So this is a tiny version of Geoff that I started tonight.  Its artist trading card size 3.5 x 2.5 in watercolour on Strathmore cold press.  I thought I'd show the initial sketch as well as where I am so far. I have the base layers of colour and shape in, I just need to clean up edges and intensify the shadows.  At this size, watercolour pencils come in handy for the details, as I never seem to have a lot of luck with those teeny tiny brushes with two hairs on them.  They frustrate more than satisfy.

But that will have to wait til tomorrow. For now, a little knitting of a cowl, then some sleep. With more snow predicted, it will make the drive to work interesting no doubt.

Tuesday, December 08, 2009

29 years later

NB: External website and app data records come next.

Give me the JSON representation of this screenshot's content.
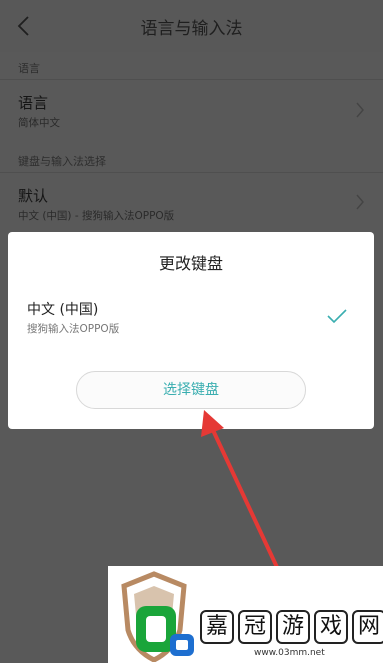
{
  "header": {
    "title": "语言与输入法"
  },
  "sections": {
    "language": {
      "header": "语言",
      "item_label": "语言",
      "item_value": "简体中文"
    },
    "keyboard": {
      "header": "键盘与输入法选择",
      "item_label": "默认",
      "item_value": "中文 (中国) - 搜狗输入法OPPO版"
    }
  },
  "dialog": {
    "title": "更改键盘",
    "option_label": "中文 (中国)",
    "option_sub": "搜狗输入法OPPO版",
    "option_selected": true,
    "button_label": "选择键盘",
    "accent_color": "#3aaeb0"
  },
  "watermark": {
    "chars": [
      "嘉",
      "冠",
      "游",
      "戏",
      "网"
    ],
    "url": "www.03mm.net"
  }
}
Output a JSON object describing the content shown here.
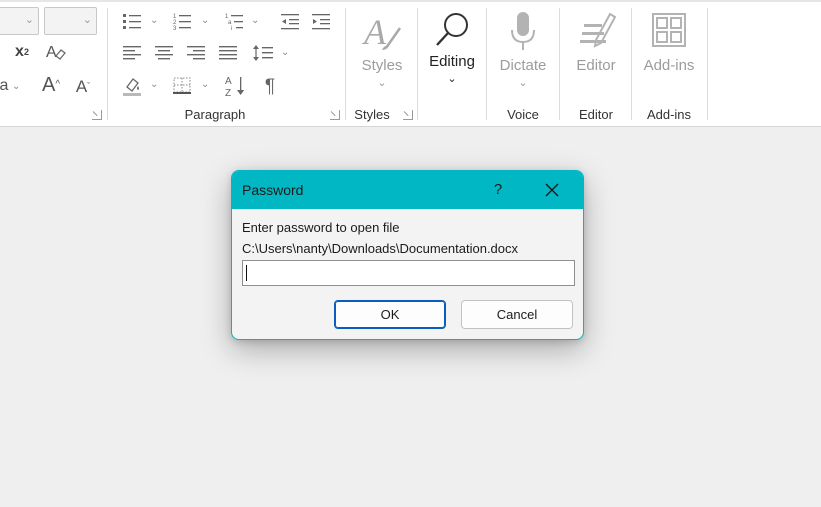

Today marks 29 years since John Lennon was fatally shot outside his apartment in New York City.  There was stunned silence around the world, then outrage, then sadness that one of the world's most talented musicians was silenced forever.

While most people think of Lennon as part of the Beatles and the amazing musician that he was, his first love was art and he did attend art school at the Liverpool  Art Institute for three years (1957-1960). His primary medium was line drawing which became illustrations for three books that he published in the 1960s.  Lennon originally created a portfolio of drawings in 1969 which he entitled "Bag One". These drawings depicted John and Yoko's wedding and honeymoon and he presented them to her as a wedding gift. The Bag One suite represents the only hand signed prints available by John Lennon.

His music lives on.  His art lives on.  Isn't that something we all hope for?  A little piece of ourselves as a legacy to the world.

Monday, December 07, 2009

Experiments and snow

An experiment on Myrna Wacknov's blog, Creativity Journey, inspired me to try it myself.  Myrna was trying watercolours on regular printer photographic paper and I just had to join in the fun.  The slick surface has similarities to yupo, in that it doesn't sink into the paper, but pools on the surface.  You definitely need a loose style to work on this and I enjoyed trying to create a face on the surface. 

I love the way the paints run into each other depending on how much water I use or pigment.  I may go back into this with some inks to add definition or perhaps add another medium to it.  With a big box of photographic paper from a large box store, it gives me an economical way to experiment with the surface.

Yesterday was a day full of snow.  Today was a day full of snow clearing.   This is my little car sitting in 16 inches of snow waiting to be dug out this morning.  The snow on the window made me think times when artificial 'snow' in a can was used to decorate windows inside years ago when I was in the UK.  I guess I don't need that effect here do I?